INPUT RECORDS below:
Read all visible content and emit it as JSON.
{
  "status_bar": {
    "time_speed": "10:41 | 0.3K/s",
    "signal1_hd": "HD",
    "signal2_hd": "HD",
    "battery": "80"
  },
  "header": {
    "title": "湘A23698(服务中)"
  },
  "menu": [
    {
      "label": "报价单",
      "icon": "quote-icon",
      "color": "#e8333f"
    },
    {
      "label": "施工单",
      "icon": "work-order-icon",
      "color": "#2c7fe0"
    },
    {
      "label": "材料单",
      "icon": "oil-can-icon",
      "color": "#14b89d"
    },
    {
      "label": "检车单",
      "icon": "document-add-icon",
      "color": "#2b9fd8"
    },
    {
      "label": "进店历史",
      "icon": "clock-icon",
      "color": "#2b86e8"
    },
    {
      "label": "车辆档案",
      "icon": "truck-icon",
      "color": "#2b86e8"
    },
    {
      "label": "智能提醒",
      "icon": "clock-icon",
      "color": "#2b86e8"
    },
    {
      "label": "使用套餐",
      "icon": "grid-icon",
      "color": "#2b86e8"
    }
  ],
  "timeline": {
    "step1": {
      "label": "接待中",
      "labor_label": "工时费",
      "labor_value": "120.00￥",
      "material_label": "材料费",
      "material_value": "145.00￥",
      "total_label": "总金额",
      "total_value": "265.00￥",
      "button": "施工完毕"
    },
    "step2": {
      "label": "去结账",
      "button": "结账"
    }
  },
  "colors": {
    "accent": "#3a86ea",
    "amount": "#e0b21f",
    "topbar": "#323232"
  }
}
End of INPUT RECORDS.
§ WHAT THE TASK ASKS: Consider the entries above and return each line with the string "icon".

§ WRITTEN RESPONSE:
      "icon": "quote-icon",
      "icon": "work-order-icon",
      "icon": "oil-can-icon",
      "icon": "document-add-icon",
      "icon": "clock-icon",
      "icon": "truck-icon",
      "icon": "clock-icon",
      "icon": "grid-icon",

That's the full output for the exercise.